◆ EXTRACTED INFORMATION:
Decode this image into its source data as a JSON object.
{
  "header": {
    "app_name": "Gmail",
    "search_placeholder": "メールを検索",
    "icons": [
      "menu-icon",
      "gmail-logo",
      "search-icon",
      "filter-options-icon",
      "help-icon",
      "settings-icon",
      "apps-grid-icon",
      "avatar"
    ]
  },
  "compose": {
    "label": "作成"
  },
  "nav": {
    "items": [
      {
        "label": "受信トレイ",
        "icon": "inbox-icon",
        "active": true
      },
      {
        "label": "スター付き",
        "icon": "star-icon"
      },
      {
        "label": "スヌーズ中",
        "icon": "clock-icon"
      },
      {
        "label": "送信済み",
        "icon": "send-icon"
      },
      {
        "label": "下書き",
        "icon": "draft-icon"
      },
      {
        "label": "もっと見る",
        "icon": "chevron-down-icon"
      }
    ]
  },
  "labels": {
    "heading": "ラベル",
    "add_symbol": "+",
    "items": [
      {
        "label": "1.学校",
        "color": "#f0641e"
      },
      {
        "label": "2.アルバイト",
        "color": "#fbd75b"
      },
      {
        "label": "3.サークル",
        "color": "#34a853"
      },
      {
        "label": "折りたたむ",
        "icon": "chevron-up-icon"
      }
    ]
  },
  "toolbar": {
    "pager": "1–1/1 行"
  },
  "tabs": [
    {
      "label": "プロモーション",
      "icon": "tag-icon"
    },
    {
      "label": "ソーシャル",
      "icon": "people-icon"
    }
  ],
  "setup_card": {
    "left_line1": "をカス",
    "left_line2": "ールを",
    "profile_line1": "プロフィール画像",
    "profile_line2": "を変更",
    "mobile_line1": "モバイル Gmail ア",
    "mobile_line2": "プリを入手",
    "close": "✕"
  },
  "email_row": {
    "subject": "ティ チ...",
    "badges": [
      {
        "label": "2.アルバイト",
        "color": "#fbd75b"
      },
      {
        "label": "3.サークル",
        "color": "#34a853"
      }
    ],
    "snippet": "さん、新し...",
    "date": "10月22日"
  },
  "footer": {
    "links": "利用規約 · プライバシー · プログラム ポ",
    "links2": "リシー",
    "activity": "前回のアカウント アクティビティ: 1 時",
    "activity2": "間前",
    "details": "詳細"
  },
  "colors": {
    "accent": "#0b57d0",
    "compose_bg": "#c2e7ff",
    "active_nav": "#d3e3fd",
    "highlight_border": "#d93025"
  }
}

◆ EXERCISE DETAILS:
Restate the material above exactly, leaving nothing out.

◆ EXERCISE RESPONSE:
Decode this image into its source data as a JSON object.
{
  "header": {
    "app_name": "Gmail",
    "search_placeholder": "メールを検索",
    "icons": [
      "menu-icon",
      "gmail-logo",
      "search-icon",
      "filter-options-icon",
      "help-icon",
      "settings-icon",
      "apps-grid-icon",
      "avatar"
    ]
  },
  "compose": {
    "label": "作成"
  },
  "nav": {
    "items": [
      {
        "label": "受信トレイ",
        "icon": "inbox-icon",
        "active": true
      },
      {
        "label": "スター付き",
        "icon": "star-icon"
      },
      {
        "label": "スヌーズ中",
        "icon": "clock-icon"
      },
      {
        "label": "送信済み",
        "icon": "send-icon"
      },
      {
        "label": "下書き",
        "icon": "draft-icon"
      },
      {
        "label": "もっと見る",
        "icon": "chevron-down-icon"
      }
    ]
  },
  "labels": {
    "heading": "ラベル",
    "add_symbol": "+",
    "items": [
      {
        "label": "1.学校",
        "color": "#f0641e"
      },
      {
        "label": "2.アルバイト",
        "color": "#fbd75b"
      },
      {
        "label": "3.サークル",
        "color": "#34a853"
      },
      {
        "label": "折りたたむ",
        "icon": "chevron-up-icon"
      }
    ]
  },
  "toolbar": {
    "pager": "1–1/1 行"
  },
  "tabs": [
    {
      "label": "プロモーション",
      "icon": "tag-icon"
    },
    {
      "label": "ソーシャル",
      "icon": "people-icon"
    }
  ],
  "setup_card": {
    "left_line1": "をカス",
    "left_line2": "ールを",
    "profile_line1": "プロフィール画像",
    "profile_line2": "を変更",
    "mobile_line1": "モバイル Gmail ア",
    "mobile_line2": "プリを入手",
    "close": "✕"
  },
  "email_row": {
    "subject": "ティ チ...",
    "badges": [
      {
        "label": "2.アルバイト",
        "color": "#fbd75b"
      },
      {
        "label": "3.サークル",
        "color": "#34a853"
      }
    ],
    "snippet": "さん、新し...",
    "date": "10月22日"
  },
  "footer": {
    "links": "利用規約 · プライバシー · プログラム ポ",
    "links2": "リシー",
    "activity": "前回のアカウント アクティビティ: 1 時",
    "activity2": "間前",
    "details": "詳細"
  },
  "colors": {
    "accent": "#0b57d0",
    "compose_bg": "#c2e7ff",
    "active_nav": "#d3e3fd",
    "highlight_border": "#d93025"
  }
}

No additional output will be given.